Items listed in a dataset
====
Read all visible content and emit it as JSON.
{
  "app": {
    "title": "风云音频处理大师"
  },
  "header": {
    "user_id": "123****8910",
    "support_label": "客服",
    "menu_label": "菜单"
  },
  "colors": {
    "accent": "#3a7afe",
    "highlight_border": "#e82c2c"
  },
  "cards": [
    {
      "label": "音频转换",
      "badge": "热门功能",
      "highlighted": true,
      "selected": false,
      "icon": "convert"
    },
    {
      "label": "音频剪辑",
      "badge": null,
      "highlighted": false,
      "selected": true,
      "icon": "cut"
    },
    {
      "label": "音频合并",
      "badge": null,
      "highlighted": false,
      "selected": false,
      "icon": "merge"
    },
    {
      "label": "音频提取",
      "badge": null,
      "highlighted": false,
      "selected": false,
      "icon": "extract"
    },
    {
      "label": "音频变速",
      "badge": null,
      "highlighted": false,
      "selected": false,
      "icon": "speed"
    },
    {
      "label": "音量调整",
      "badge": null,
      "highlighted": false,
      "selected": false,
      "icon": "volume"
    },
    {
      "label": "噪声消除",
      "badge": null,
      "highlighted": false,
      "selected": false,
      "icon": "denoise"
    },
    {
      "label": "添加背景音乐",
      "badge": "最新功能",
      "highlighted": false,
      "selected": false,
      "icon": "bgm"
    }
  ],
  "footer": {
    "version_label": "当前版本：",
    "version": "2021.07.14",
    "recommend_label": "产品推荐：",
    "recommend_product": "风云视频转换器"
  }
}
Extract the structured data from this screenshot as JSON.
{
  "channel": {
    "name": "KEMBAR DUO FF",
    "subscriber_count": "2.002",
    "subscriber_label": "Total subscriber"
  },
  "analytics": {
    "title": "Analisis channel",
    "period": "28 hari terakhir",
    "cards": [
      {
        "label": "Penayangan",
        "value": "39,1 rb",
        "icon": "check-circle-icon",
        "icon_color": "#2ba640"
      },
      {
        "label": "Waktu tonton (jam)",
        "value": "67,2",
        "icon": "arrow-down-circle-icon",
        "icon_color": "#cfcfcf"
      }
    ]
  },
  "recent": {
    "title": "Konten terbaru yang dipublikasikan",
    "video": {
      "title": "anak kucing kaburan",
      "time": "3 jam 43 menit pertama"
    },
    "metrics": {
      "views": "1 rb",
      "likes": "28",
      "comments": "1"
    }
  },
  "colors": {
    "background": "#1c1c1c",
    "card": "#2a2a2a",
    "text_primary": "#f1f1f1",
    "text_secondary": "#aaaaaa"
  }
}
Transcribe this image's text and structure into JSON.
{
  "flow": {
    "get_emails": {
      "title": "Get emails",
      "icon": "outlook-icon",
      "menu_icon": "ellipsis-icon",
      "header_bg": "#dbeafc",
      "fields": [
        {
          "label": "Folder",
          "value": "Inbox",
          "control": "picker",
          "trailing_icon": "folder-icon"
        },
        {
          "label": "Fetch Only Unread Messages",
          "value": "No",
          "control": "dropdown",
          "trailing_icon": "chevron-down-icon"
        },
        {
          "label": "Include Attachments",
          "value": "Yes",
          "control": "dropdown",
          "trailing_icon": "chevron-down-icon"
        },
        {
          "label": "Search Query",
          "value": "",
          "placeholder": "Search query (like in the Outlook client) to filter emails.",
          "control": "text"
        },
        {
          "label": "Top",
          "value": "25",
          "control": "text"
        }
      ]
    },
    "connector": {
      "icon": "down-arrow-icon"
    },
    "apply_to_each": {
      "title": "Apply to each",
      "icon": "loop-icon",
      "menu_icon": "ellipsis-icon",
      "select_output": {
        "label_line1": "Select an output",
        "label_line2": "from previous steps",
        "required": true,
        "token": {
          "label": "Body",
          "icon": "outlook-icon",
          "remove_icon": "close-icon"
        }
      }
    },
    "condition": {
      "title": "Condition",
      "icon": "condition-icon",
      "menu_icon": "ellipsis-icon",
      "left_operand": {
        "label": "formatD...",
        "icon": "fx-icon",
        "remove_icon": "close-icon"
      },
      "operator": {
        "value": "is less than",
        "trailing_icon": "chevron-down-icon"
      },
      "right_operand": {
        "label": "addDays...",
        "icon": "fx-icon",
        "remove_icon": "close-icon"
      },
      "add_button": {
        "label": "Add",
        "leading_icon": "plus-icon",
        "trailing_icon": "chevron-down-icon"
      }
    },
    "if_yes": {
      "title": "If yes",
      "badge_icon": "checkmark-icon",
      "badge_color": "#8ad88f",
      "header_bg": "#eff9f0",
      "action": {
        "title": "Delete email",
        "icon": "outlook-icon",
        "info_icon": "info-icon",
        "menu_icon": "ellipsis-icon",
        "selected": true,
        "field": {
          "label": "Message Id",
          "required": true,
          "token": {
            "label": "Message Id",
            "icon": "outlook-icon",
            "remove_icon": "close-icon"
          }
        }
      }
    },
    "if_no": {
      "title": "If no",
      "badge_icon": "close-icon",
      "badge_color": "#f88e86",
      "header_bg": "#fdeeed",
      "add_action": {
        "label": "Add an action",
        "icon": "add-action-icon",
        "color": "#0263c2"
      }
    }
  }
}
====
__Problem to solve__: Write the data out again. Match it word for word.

__Task response__:
Read all visible content and emit it as JSON.
{
  "app": {
    "title": "风云音频处理大师"
  },
  "header": {
    "user_id": "123****8910",
    "support_label": "客服",
    "menu_label": "菜单"
  },
  "colors": {
    "accent": "#3a7afe",
    "highlight_border": "#e82c2c"
  },
  "cards": [
    {
      "label": "音频转换",
      "badge": "热门功能",
      "highlighted": true,
      "selected": false,
      "icon": "convert"
    },
    {
      "label": "音频剪辑",
      "badge": null,
      "highlighted": false,
      "selected": true,
      "icon": "cut"
    },
    {
      "label": "音频合并",
      "badge": null,
      "highlighted": false,
      "selected": false,
      "icon": "merge"
    },
    {
      "label": "音频提取",
      "badge": null,
      "highlighted": false,
      "selected": false,
      "icon": "extract"
    },
    {
      "label": "音频变速",
      "badge": null,
      "highlighted": false,
      "selected": false,
      "icon": "speed"
    },
    {
      "label": "音量调整",
      "badge": null,
      "highlighted": false,
      "selected": false,
      "icon": "volume"
    },
    {
      "label": "噪声消除",
      "badge": null,
      "highlighted": false,
      "selected": false,
      "icon": "denoise"
    },
    {
      "label": "添加背景音乐",
      "badge": "最新功能",
      "highlighted": false,
      "selected": false,
      "icon": "bgm"
    }
  ],
  "footer": {
    "version_label": "当前版本：",
    "version": "2021.07.14",
    "recommend_label": "产品推荐：",
    "recommend_product": "风云视频转换器"
  }
}
Extract the structured data from this screenshot as JSON.
{
  "channel": {
    "name": "KEMBAR DUO FF",
    "subscriber_count": "2.002",
    "subscriber_label": "Total subscriber"
  },
  "analytics": {
    "title": "Analisis channel",
    "period": "28 hari terakhir",
    "cards": [
      {
        "label": "Penayangan",
        "value": "39,1 rb",
        "icon": "check-circle-icon",
        "icon_color": "#2ba640"
      },
      {
        "label": "Waktu tonton (jam)",
        "value": "67,2",
        "icon": "arrow-down-circle-icon",
        "icon_color": "#cfcfcf"
      }
    ]
  },
  "recent": {
    "title": "Konten terbaru yang dipublikasikan",
    "video": {
      "title": "anak kucing kaburan",
      "time": "3 jam 43 menit pertama"
    },
    "metrics": {
      "views": "1 rb",
      "likes": "28",
      "comments": "1"
    }
  },
  "colors": {
    "background": "#1c1c1c",
    "card": "#2a2a2a",
    "text_primary": "#f1f1f1",
    "text_secondary": "#aaaaaa"
  }
}
Transcribe this image's text and structure into JSON.
{
  "flow": {
    "get_emails": {
      "title": "Get emails",
      "icon": "outlook-icon",
      "menu_icon": "ellipsis-icon",
      "header_bg": "#dbeafc",
      "fields": [
        {
          "label": "Folder",
          "value": "Inbox",
          "control": "picker",
          "trailing_icon": "folder-icon"
        },
        {
          "label": "Fetch Only Unread Messages",
          "value": "No",
          "control": "dropdown",
          "trailing_icon": "chevron-down-icon"
        },
        {
          "label": "Include Attachments",
          "value": "Yes",
          "control": "dropdown",
          "trailing_icon": "chevron-down-icon"
        },
        {
          "label": "Search Query",
          "value": "",
          "placeholder": "Search query (like in the Outlook client) to filter emails.",
          "control": "text"
        },
        {
          "label": "Top",
          "value": "25",
          "control": "text"
        }
      ]
    },
    "connector": {
      "icon": "down-arrow-icon"
    },
    "apply_to_each": {
      "title": "Apply to each",
      "icon": "loop-icon",
      "menu_icon": "ellipsis-icon",
      "select_output": {
        "label_line1": "Select an output",
        "label_line2": "from previous steps",
        "required": true,
        "token": {
          "label": "Body",
          "icon": "outlook-icon",
          "remove_icon": "close-icon"
        }
      }
    },
    "condition": {
      "title": "Condition",
      "icon": "condition-icon",
      "menu_icon": "ellipsis-icon",
      "left_operand": {
        "label": "formatD...",
        "icon": "fx-icon",
        "remove_icon": "close-icon"
      },
      "operator": {
        "value": "is less than",
        "trailing_icon": "chevron-down-icon"
      },
      "right_operand": {
        "label": "addDays...",
        "icon": "fx-icon",
        "remove_icon": "close-icon"
      },
      "add_button": {
        "label": "Add",
        "leading_icon": "plus-icon",
        "trailing_icon": "chevron-down-icon"
      }
    },
    "if_yes": {
      "title": "If yes",
      "badge_icon": "checkmark-icon",
      "badge_color": "#8ad88f",
      "header_bg": "#eff9f0",
      "action": {
        "title": "Delete email",
        "icon": "outlook-icon",
        "info_icon": "info-icon",
        "menu_icon": "ellipsis-icon",
        "selected": true,
        "field": {
          "label": "Message Id",
          "required": true,
          "token": {
            "label": "Message Id",
            "icon": "outlook-icon",
            "remove_icon": "close-icon"
          }
        }
      }
    },
    "if_no": {
      "title": "If no",
      "badge_icon": "close-icon",
      "badge_color": "#f88e86",
      "header_bg": "#fdeeed",
      "add_action": {
        "label": "Add an action",
        "icon": "add-action-icon",
        "color": "#0263c2"
      }
    }
  }
}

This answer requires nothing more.